Dataset records START
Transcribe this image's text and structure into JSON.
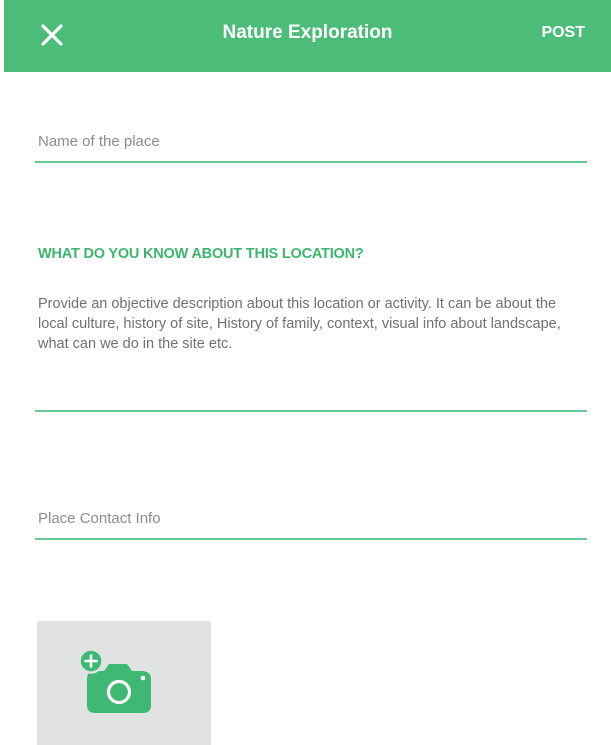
{
  "app_bar": {
    "title": "Nature Exploration",
    "post_label": "POST",
    "close_icon": "close-icon",
    "background": "#4cbd78"
  },
  "form": {
    "place_name": {
      "value": "",
      "placeholder": "Name of the place"
    },
    "location_section_heading": "WHAT DO YOU KNOW ABOUT THIS LOCATION?",
    "description": {
      "value": "",
      "placeholder": "Provide an objective description about this location or activity. It can be about the local culture, history of site, History of family, context, visual info about landscape, what can we do in the site etc."
    },
    "contact_info": {
      "value": "",
      "placeholder": "Place Contact Info"
    },
    "add_photo_icon": "add-photo-camera-icon"
  },
  "colors": {
    "accent": "#4cbd78",
    "heading": "#3db56e",
    "underline": "#66c994",
    "photo_tile": "#e1e3e2"
  }
}
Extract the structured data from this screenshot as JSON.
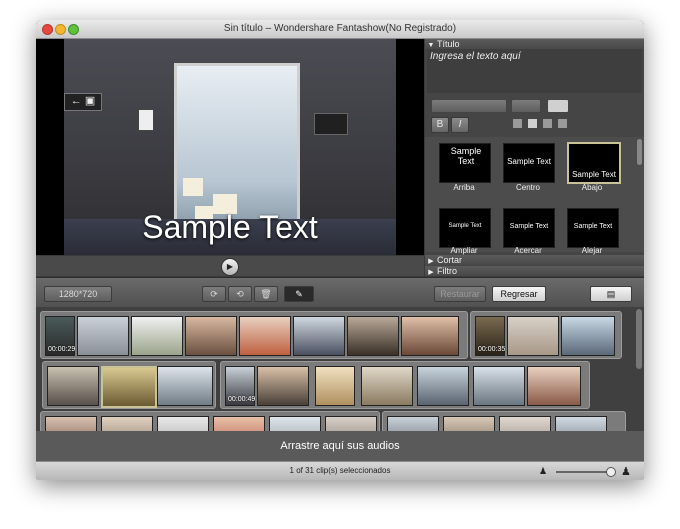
{
  "window": {
    "title": "Sin título – Wondershare Fantashow(No Registrado)"
  },
  "preview": {
    "overlay_text": "Sample Text"
  },
  "panel": {
    "title_section": "Título",
    "text_placeholder": "Ingresa el texto aquí",
    "bold_label": "B",
    "italic_label": "I",
    "position_presets": [
      {
        "label": "Arriba",
        "sample": "Sample Text"
      },
      {
        "label": "Centro",
        "sample": "Sample Text"
      },
      {
        "label": "Abajo",
        "sample": "Sample Text"
      }
    ],
    "motion_presets": [
      {
        "label": "Ampliar",
        "sample": "Sample Text"
      },
      {
        "label": "Acercar",
        "sample": "Sample Text"
      },
      {
        "label": "Alejar",
        "sample": "Sample Text"
      }
    ],
    "cut_section": "Cortar",
    "filter_section": "Filtro"
  },
  "toolbar": {
    "resolution": "1280*720",
    "restore_label": "Restaurar",
    "back_label": "Regresar"
  },
  "timeline": {
    "clip_times": [
      "00:00:29",
      "00:00:35",
      "00:00:49"
    ]
  },
  "audio": {
    "drop_text": "Arrastre aquí sus audios"
  },
  "status": {
    "text": "1 of 31 clip(s) seleccionados"
  },
  "colors": {
    "selected_preset_border": "#c9c297"
  },
  "icons": [
    "close-light",
    "minimize-light",
    "zoom-light",
    "play-icon",
    "rotate-right-icon",
    "rotate-left-icon",
    "trash-icon",
    "pencil-icon",
    "export-icon",
    "person-small-icon",
    "person-large-icon"
  ]
}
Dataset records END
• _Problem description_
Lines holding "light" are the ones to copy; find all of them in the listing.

• _Solution to the exercise_
    "close-light",
    "minimize-light",
    "zoom-light",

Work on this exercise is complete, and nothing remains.